TASK INSTRUCTIONS ▸ Report each line of the records where "this" occurs.

--- START ---

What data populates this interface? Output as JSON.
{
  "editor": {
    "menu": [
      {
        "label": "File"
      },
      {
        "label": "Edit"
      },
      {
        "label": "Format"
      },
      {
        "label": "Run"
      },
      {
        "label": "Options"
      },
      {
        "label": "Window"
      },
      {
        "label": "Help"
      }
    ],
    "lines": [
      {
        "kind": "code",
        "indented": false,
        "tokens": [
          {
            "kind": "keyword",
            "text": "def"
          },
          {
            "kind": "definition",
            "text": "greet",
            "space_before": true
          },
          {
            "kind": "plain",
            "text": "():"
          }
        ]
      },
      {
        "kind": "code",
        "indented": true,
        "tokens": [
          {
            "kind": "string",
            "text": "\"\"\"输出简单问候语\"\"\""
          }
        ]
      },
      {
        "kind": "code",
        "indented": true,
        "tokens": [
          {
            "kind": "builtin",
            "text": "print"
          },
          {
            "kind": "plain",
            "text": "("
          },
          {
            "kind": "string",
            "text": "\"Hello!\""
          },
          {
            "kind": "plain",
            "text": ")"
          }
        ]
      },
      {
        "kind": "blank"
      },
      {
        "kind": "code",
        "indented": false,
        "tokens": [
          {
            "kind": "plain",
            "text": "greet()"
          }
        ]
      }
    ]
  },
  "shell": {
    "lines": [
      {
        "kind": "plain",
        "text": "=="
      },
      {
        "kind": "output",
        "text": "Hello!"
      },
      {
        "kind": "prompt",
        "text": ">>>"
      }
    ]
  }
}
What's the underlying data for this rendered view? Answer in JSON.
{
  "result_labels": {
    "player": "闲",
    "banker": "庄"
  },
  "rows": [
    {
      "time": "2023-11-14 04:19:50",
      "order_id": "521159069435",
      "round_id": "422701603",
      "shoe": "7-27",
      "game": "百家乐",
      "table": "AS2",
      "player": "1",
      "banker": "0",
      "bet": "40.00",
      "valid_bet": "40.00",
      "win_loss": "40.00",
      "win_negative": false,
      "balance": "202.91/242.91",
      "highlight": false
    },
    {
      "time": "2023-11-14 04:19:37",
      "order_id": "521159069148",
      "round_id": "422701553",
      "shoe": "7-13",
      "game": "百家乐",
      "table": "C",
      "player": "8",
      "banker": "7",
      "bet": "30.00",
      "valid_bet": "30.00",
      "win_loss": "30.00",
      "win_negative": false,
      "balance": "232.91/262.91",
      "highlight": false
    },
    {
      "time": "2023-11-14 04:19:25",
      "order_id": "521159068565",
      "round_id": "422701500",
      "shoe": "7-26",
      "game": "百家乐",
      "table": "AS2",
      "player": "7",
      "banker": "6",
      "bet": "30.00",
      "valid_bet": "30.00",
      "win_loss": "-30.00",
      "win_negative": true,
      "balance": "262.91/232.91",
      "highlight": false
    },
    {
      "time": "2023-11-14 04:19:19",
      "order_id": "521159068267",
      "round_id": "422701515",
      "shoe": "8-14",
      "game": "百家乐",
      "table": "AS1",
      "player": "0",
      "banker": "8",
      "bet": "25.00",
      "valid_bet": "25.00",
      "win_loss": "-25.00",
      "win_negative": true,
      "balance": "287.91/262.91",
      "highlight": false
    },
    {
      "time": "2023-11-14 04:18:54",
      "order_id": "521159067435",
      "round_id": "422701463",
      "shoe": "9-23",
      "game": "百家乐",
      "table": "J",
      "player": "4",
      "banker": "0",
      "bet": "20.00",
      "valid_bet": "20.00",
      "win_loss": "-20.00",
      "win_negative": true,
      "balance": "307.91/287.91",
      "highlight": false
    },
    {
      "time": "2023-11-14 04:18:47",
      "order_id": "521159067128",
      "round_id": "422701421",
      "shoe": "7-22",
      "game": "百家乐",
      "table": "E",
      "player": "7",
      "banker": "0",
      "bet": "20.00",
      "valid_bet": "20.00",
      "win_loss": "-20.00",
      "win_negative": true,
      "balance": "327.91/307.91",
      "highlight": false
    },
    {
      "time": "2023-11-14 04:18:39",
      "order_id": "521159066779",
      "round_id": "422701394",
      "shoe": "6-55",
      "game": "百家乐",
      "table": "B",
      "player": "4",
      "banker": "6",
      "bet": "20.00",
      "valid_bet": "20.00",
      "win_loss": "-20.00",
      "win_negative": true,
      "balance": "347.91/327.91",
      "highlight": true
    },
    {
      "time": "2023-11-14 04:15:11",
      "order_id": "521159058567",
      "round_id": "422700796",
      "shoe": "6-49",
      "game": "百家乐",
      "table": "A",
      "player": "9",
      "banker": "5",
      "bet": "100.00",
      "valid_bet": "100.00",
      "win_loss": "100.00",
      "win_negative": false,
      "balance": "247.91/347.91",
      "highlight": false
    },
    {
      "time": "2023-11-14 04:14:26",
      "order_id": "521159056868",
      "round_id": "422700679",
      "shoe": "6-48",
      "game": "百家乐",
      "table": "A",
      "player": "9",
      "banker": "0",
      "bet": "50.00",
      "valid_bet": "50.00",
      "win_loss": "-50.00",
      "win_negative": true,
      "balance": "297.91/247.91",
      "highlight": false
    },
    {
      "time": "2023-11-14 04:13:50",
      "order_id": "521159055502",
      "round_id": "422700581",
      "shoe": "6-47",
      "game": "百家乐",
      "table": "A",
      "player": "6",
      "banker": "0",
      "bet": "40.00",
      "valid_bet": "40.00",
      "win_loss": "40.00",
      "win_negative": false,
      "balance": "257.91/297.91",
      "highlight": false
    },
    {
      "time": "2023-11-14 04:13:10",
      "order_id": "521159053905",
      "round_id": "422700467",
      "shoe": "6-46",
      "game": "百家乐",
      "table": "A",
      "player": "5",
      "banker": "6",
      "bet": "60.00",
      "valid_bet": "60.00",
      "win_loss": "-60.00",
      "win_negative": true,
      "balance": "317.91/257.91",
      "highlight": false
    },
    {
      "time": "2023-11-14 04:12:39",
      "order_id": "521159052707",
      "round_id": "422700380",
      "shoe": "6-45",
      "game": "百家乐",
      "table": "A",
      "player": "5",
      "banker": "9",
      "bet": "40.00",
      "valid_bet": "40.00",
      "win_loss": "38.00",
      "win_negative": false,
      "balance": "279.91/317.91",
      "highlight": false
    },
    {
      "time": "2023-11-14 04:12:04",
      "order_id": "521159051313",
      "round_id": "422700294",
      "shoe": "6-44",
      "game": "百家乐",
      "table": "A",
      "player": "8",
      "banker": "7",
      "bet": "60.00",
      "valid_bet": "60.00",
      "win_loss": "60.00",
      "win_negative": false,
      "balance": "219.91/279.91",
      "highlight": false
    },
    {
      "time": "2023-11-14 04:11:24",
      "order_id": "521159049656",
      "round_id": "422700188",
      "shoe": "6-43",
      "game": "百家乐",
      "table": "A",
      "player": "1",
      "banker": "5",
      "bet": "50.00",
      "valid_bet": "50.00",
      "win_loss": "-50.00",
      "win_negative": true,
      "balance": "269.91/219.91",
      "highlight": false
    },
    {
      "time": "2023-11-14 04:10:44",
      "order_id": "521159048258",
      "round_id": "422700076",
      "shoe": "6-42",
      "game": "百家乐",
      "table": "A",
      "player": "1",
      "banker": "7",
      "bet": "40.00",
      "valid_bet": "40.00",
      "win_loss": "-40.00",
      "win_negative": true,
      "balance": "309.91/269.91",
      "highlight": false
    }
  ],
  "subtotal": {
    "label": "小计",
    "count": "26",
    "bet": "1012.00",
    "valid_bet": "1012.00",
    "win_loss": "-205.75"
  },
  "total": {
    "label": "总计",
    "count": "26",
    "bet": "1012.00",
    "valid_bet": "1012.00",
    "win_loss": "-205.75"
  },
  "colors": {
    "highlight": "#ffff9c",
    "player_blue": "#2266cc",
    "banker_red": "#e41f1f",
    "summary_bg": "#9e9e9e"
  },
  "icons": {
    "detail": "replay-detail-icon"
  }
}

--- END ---
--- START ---

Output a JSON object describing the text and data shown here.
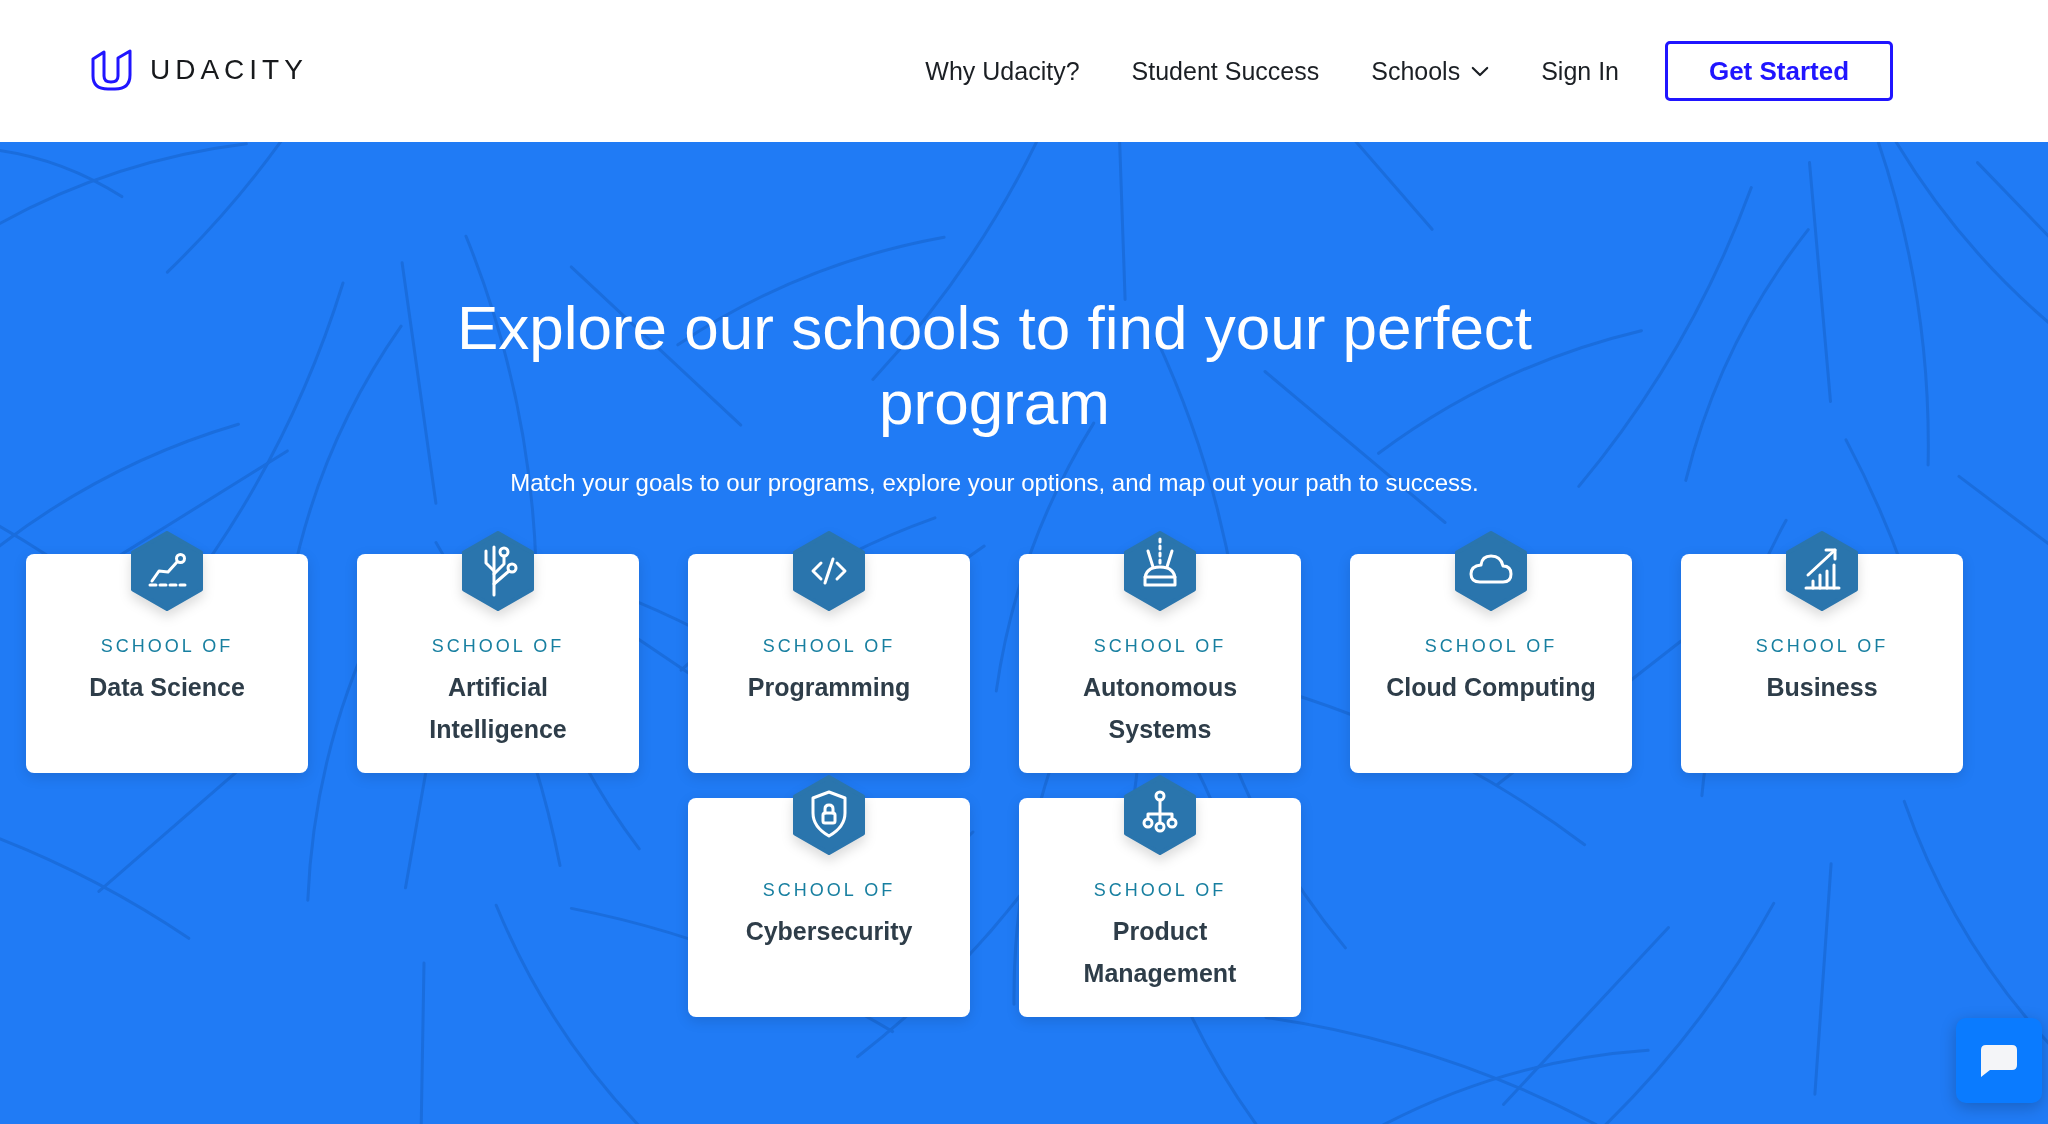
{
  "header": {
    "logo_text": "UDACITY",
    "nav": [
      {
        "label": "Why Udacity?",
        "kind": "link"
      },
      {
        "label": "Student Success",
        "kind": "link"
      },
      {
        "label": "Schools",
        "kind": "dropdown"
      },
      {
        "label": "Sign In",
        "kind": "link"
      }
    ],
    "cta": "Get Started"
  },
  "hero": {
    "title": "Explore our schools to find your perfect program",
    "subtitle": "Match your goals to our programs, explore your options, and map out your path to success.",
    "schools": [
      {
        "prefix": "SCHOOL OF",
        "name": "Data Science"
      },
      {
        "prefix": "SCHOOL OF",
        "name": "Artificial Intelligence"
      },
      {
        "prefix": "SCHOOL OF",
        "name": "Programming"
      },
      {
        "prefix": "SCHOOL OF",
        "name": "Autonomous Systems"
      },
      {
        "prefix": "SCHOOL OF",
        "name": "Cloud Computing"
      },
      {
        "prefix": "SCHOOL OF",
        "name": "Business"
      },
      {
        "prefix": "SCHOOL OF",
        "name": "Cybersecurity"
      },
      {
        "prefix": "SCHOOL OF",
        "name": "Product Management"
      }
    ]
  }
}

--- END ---
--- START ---

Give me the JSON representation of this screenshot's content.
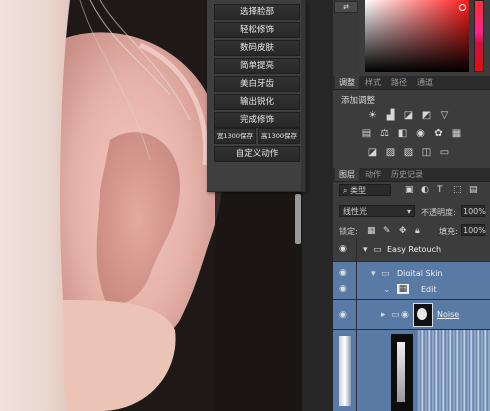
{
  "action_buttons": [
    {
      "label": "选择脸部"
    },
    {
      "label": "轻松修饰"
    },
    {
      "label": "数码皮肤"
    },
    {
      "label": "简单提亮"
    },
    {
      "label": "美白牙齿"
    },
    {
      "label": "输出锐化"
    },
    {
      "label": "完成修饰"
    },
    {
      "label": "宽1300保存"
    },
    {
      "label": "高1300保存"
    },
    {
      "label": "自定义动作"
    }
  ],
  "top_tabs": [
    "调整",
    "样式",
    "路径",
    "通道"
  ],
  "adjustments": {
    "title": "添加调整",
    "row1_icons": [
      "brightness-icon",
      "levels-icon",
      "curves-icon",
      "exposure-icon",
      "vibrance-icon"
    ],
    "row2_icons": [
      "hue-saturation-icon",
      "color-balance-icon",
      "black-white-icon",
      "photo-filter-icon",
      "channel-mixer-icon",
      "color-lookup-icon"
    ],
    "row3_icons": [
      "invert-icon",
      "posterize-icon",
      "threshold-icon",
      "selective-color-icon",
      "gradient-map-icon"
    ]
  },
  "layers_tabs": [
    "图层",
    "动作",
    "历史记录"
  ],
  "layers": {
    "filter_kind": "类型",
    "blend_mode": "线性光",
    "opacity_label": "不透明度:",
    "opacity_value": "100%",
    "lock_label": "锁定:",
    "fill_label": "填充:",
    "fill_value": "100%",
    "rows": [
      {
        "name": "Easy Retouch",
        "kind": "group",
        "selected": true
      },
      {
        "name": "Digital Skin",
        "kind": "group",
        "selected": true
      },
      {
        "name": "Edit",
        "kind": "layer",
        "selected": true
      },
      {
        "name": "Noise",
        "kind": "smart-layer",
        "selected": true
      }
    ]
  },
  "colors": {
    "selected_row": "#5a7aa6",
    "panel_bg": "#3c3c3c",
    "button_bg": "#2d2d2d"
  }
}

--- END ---

EXERCISE SOLUTION ▸
What data populates this interface? Output as JSON.
What's the underlying data for this rendered view? Answer in JSON.
Give me the JSON representation of this screenshot's content.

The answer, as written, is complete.